AIM OF THE EXERCISE:
Omit the pictures while printing every entry below exactly as given.

DATA EXTRACTS START

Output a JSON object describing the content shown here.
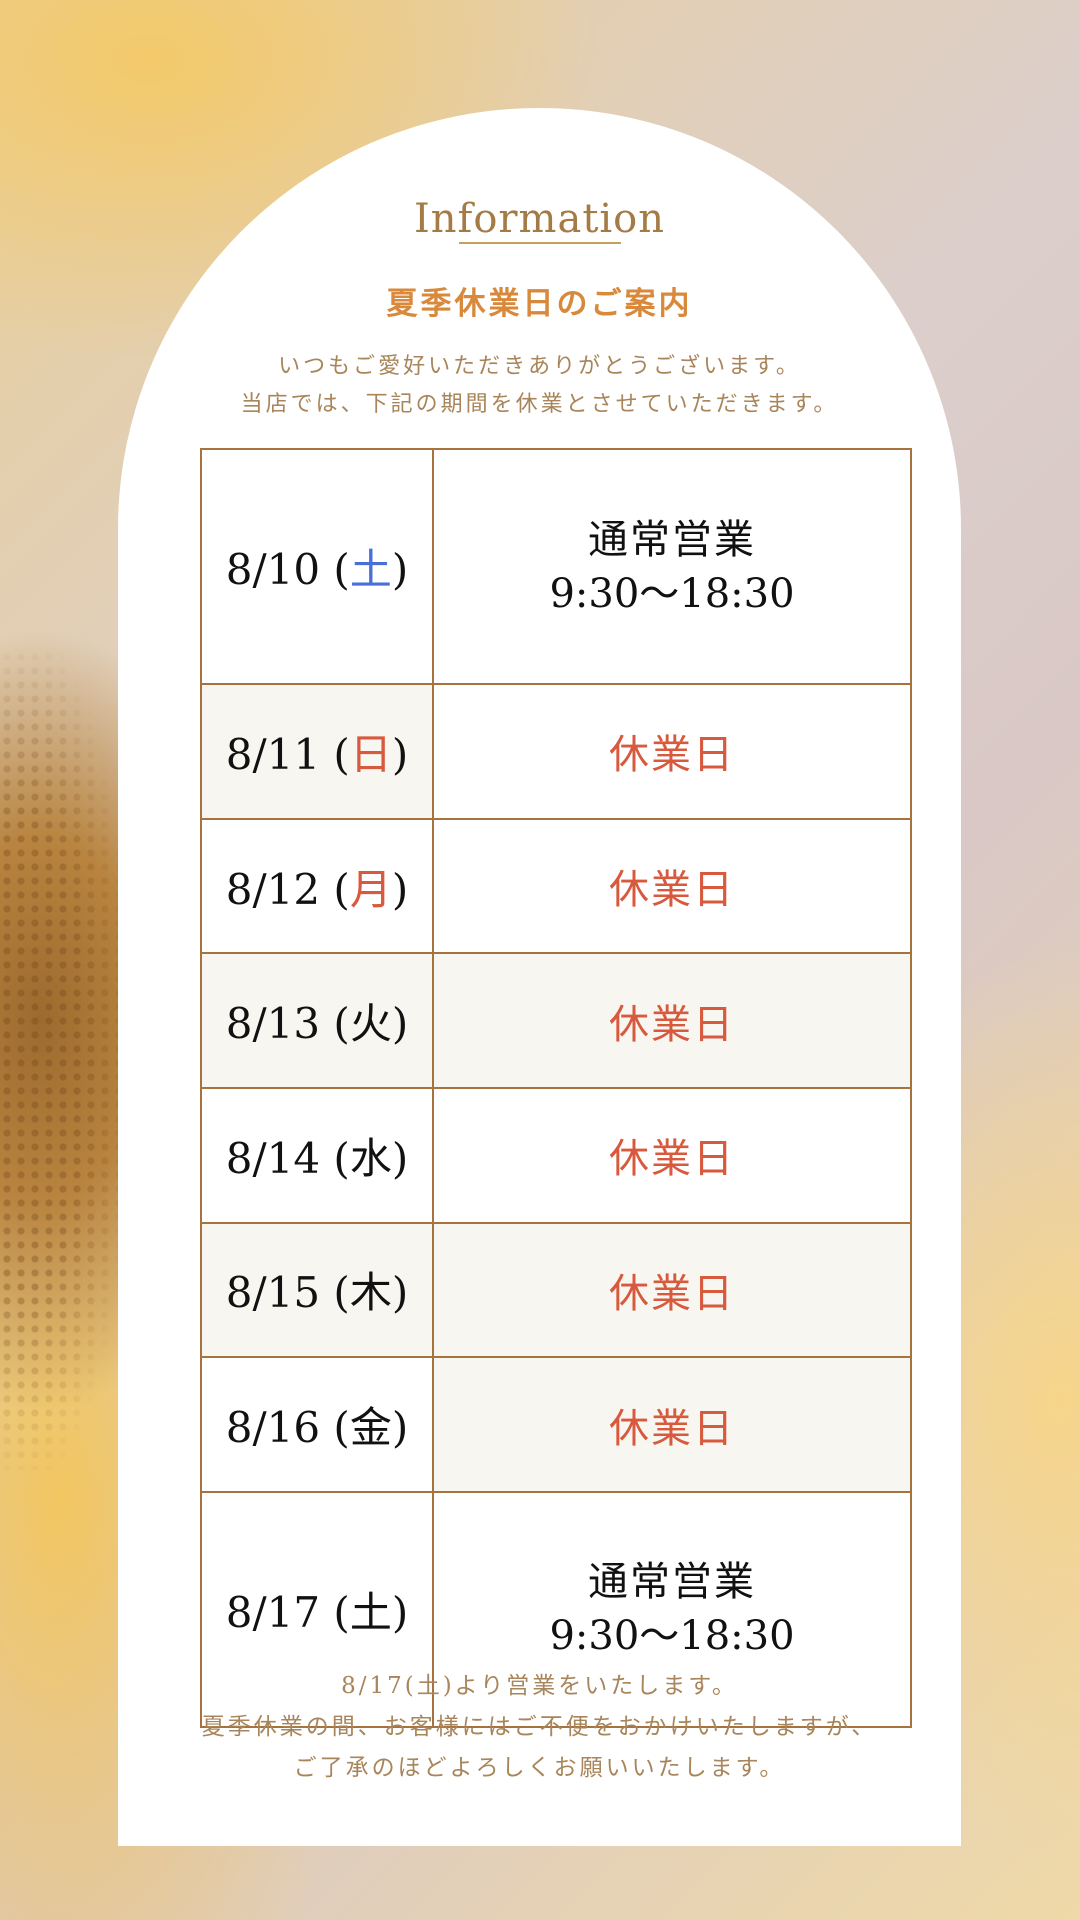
{
  "info_title": "Information",
  "heading": "夏季休業日のご案内",
  "intro_lines": [
    "いつもご愛好いただきありがとうございます。",
    "当店では、下記の期間を休業とさせていただきます。"
  ],
  "schedule": [
    {
      "date": "8/10",
      "weekday": "土",
      "weekday_color": "#4a6fd8",
      "status": "通常営業",
      "hours": "9:30〜18:30"
    },
    {
      "date": "8/11",
      "weekday": "日",
      "weekday_color": "#d85a3e",
      "status": "休業日"
    },
    {
      "date": "8/12",
      "weekday": "月",
      "weekday_color": "#d85a3e",
      "status": "休業日"
    },
    {
      "date": "8/13",
      "weekday": "火",
      "weekday_color": "#111111",
      "status": "休業日"
    },
    {
      "date": "8/14",
      "weekday": "水",
      "weekday_color": "#111111",
      "status": "休業日"
    },
    {
      "date": "8/15",
      "weekday": "木",
      "weekday_color": "#111111",
      "status": "休業日"
    },
    {
      "date": "8/16",
      "weekday": "金",
      "weekday_color": "#111111",
      "status": "休業日"
    },
    {
      "date": "8/17",
      "weekday": "土",
      "weekday_color": "#111111",
      "status": "通常営業",
      "hours": "9:30〜18:30"
    }
  ],
  "closing_lines": [
    "8/17(土)より営業をいたします。",
    "夏季休業の間、お客様にはご不便をおかけいたしますが、",
    "ご了承のほどよろしくお願いいたします。"
  ],
  "colors": {
    "accent": "#d8893c",
    "text_brown": "#a8855a",
    "border": "#a6733f",
    "closed": "#d85a3e",
    "saturday": "#4a6fd8"
  }
}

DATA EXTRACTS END

ANSWER TO THIS PROBLEM:
Output a JSON object describing the content shown here.
{
  "info_title": "Information",
  "heading": "夏季休業日のご案内",
  "intro_lines": [
    "いつもご愛好いただきありがとうございます。",
    "当店では、下記の期間を休業とさせていただきます。"
  ],
  "schedule": [
    {
      "date": "8/10",
      "weekday": "土",
      "weekday_color": "#4a6fd8",
      "status": "通常営業",
      "hours": "9:30〜18:30"
    },
    {
      "date": "8/11",
      "weekday": "日",
      "weekday_color": "#d85a3e",
      "status": "休業日"
    },
    {
      "date": "8/12",
      "weekday": "月",
      "weekday_color": "#d85a3e",
      "status": "休業日"
    },
    {
      "date": "8/13",
      "weekday": "火",
      "weekday_color": "#111111",
      "status": "休業日"
    },
    {
      "date": "8/14",
      "weekday": "水",
      "weekday_color": "#111111",
      "status": "休業日"
    },
    {
      "date": "8/15",
      "weekday": "木",
      "weekday_color": "#111111",
      "status": "休業日"
    },
    {
      "date": "8/16",
      "weekday": "金",
      "weekday_color": "#111111",
      "status": "休業日"
    },
    {
      "date": "8/17",
      "weekday": "土",
      "weekday_color": "#111111",
      "status": "通常営業",
      "hours": "9:30〜18:30"
    }
  ],
  "closing_lines": [
    "8/17(土)より営業をいたします。",
    "夏季休業の間、お客様にはご不便をおかけいたしますが、",
    "ご了承のほどよろしくお願いいたします。"
  ],
  "colors": {
    "accent": "#d8893c",
    "text_brown": "#a8855a",
    "border": "#a6733f",
    "closed": "#d85a3e",
    "saturday": "#4a6fd8"
  }
}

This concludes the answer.